◆ **DATA EXCERPTS**
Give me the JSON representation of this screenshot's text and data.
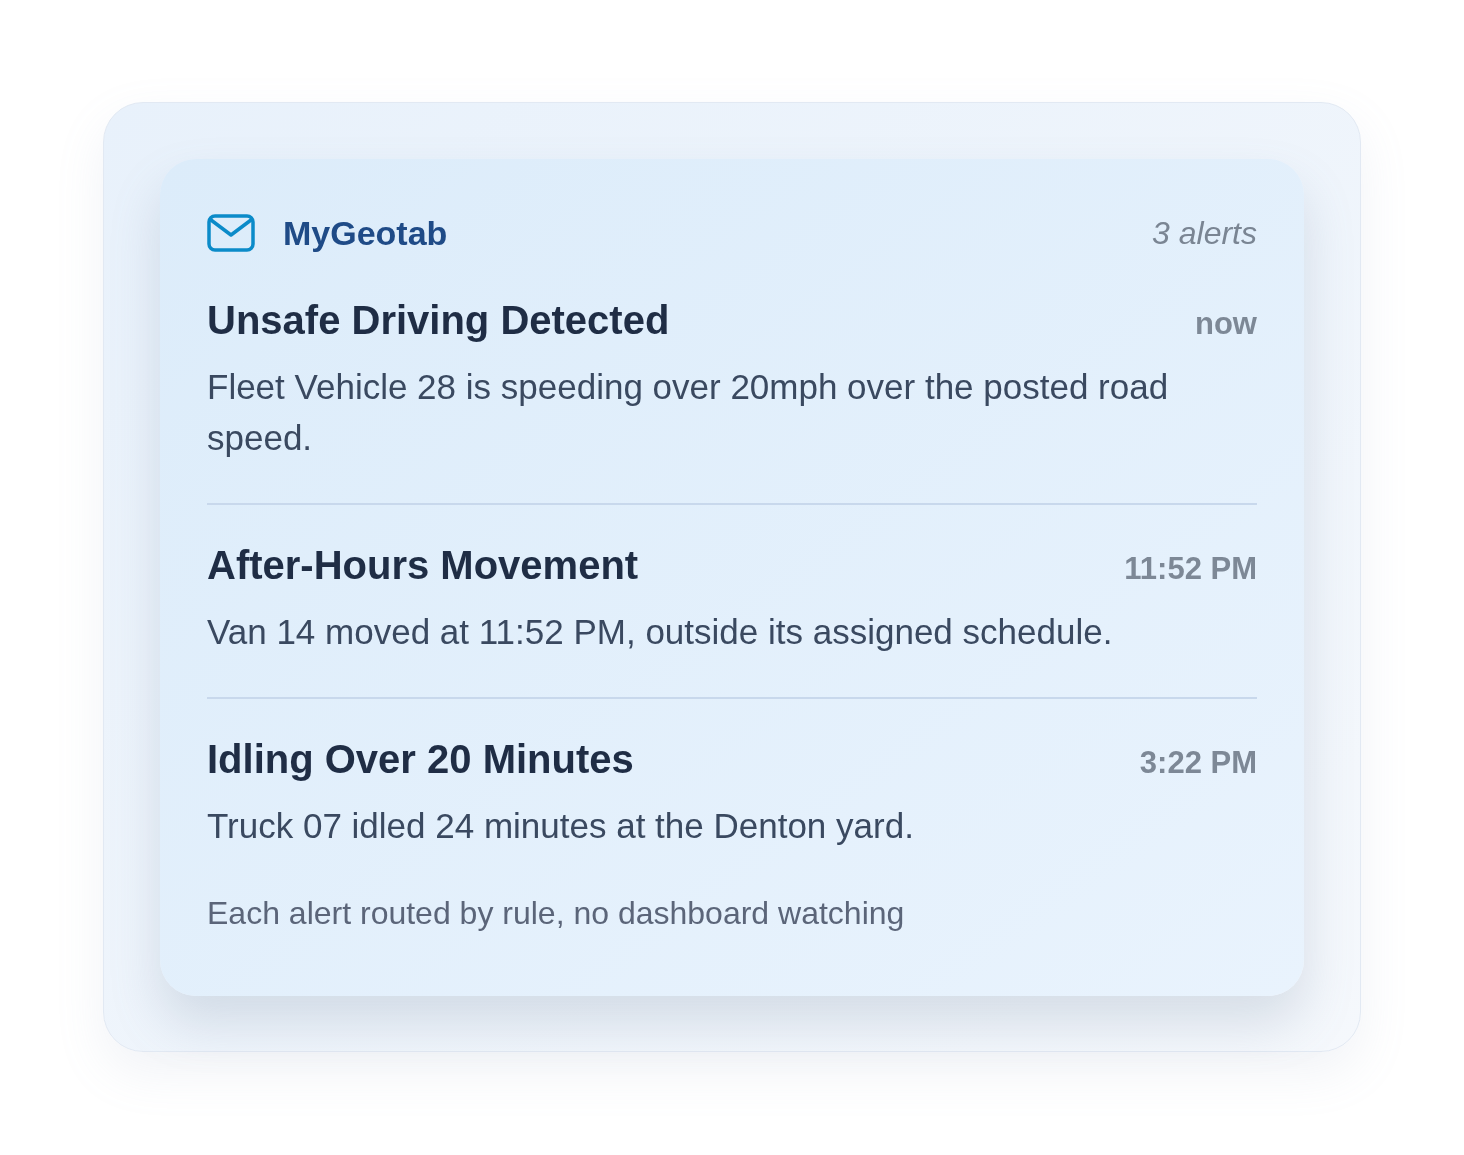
{
  "header": {
    "app_name": "MyGeotab",
    "alert_count": "3 alerts"
  },
  "alerts": [
    {
      "title": "Unsafe Driving Detected",
      "time": "now",
      "message": "Fleet Vehicle 28 is speeding over 20mph over the posted road speed."
    },
    {
      "title": "After-Hours Movement",
      "time": "11:52 PM",
      "message": "Van 14 moved at 11:52 PM, outside its assigned schedule."
    },
    {
      "title": "Idling Over 20 Minutes",
      "time": "3:22 PM",
      "message": "Truck 07 idled 24 minutes at the Denton yard."
    }
  ],
  "footer": "Each alert routed by rule, no dashboard watching"
}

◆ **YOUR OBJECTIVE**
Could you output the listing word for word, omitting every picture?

◆ **OUTPUT FOR THIS EXERCISE**
Give me the JSON representation of this screenshot's text and data.
{
  "header": {
    "app_name": "MyGeotab",
    "alert_count": "3 alerts"
  },
  "alerts": [
    {
      "title": "Unsafe Driving Detected",
      "time": "now",
      "message": "Fleet Vehicle 28 is speeding over 20mph over the posted road speed."
    },
    {
      "title": "After-Hours Movement",
      "time": "11:52 PM",
      "message": "Van 14 moved at 11:52 PM, outside its assigned schedule."
    },
    {
      "title": "Idling Over 20 Minutes",
      "time": "3:22 PM",
      "message": "Truck 07 idled 24 minutes at the Denton yard."
    }
  ],
  "footer": "Each alert routed by rule, no dashboard watching"
}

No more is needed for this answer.